=== Instructions for the task ===
State the number of lines in the following data that contain the string "cloth", and nothing else.

Source data:
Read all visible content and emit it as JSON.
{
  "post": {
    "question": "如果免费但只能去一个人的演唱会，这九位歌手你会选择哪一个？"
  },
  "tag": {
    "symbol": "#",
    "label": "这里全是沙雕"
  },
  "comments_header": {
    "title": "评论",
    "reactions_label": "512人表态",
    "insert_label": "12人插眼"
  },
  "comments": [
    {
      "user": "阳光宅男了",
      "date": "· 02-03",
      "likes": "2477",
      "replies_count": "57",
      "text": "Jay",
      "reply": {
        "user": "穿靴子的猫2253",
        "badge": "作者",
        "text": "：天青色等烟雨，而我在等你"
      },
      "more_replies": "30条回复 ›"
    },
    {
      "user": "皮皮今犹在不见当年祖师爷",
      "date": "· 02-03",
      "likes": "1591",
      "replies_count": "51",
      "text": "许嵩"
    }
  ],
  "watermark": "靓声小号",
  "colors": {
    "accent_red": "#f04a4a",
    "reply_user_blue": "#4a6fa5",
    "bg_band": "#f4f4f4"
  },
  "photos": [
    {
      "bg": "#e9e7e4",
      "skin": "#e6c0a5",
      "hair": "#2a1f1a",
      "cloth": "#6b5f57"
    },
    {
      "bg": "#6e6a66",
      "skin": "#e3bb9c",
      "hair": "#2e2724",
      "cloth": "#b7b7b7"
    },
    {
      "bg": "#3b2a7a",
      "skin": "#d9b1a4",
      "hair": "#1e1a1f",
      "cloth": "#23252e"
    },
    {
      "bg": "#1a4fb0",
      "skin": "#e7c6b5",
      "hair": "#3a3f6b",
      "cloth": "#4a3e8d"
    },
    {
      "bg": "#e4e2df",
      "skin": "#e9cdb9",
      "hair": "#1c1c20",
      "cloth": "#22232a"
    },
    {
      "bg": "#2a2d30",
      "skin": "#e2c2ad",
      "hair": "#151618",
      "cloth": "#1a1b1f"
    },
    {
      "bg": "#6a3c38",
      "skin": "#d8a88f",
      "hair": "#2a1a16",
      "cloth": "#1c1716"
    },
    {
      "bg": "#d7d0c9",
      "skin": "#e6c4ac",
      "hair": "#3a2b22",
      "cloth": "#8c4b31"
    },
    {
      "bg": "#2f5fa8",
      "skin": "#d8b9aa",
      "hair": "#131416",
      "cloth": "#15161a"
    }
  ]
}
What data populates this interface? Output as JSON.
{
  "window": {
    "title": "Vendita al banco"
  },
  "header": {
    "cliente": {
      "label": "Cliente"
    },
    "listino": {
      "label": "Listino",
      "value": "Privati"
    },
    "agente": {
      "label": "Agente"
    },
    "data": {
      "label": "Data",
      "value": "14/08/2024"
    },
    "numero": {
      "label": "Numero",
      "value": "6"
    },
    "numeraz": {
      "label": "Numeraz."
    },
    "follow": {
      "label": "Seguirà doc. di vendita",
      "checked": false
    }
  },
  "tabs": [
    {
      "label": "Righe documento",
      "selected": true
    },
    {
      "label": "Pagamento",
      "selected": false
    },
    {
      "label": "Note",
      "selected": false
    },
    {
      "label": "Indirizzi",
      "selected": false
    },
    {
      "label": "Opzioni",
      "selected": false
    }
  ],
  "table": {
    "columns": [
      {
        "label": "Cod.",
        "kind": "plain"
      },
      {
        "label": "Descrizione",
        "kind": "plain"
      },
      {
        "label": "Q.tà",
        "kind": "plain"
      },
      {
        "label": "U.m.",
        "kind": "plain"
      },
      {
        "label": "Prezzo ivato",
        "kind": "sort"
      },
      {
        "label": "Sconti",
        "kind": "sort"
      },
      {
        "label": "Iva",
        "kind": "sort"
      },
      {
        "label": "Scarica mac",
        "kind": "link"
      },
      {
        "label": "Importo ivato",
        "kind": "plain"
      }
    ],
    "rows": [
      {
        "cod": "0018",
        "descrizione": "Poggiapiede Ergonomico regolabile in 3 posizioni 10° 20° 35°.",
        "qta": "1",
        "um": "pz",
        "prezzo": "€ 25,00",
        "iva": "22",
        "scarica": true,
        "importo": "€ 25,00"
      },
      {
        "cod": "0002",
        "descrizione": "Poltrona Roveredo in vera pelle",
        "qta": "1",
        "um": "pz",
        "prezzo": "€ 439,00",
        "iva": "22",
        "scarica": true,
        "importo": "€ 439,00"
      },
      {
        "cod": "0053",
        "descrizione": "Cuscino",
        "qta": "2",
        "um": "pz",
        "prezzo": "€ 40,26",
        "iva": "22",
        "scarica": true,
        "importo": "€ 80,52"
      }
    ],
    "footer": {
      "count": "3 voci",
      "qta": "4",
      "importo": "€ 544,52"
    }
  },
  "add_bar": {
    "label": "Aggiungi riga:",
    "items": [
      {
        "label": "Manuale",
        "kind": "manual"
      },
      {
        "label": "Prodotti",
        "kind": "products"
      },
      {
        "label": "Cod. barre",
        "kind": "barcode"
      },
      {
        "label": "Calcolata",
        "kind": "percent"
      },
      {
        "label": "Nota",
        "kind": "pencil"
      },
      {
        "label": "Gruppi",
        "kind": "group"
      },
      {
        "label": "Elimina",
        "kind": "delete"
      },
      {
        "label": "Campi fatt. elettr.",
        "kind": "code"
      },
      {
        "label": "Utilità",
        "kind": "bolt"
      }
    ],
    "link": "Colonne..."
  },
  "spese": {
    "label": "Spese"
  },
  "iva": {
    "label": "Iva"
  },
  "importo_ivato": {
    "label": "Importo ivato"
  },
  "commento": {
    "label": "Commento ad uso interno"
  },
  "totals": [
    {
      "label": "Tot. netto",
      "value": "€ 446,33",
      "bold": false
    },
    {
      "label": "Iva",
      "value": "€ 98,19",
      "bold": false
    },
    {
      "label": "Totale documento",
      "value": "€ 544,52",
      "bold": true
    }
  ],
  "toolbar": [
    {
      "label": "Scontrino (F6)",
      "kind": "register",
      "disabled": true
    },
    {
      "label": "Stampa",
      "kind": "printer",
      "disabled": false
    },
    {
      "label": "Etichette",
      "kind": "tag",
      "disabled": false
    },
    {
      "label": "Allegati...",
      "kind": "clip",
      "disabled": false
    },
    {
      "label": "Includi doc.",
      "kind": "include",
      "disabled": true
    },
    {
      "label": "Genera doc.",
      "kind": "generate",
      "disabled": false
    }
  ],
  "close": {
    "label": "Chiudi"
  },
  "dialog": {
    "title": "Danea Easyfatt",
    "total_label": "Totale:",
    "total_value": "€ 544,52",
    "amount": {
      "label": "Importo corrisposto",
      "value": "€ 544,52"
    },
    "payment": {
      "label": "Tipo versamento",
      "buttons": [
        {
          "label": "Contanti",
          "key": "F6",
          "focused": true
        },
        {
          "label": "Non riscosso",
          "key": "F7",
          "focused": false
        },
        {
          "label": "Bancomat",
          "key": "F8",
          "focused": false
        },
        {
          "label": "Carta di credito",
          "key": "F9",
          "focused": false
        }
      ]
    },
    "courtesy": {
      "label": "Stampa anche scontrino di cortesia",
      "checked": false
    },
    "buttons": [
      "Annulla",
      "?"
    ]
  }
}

=== Expected answer ===
9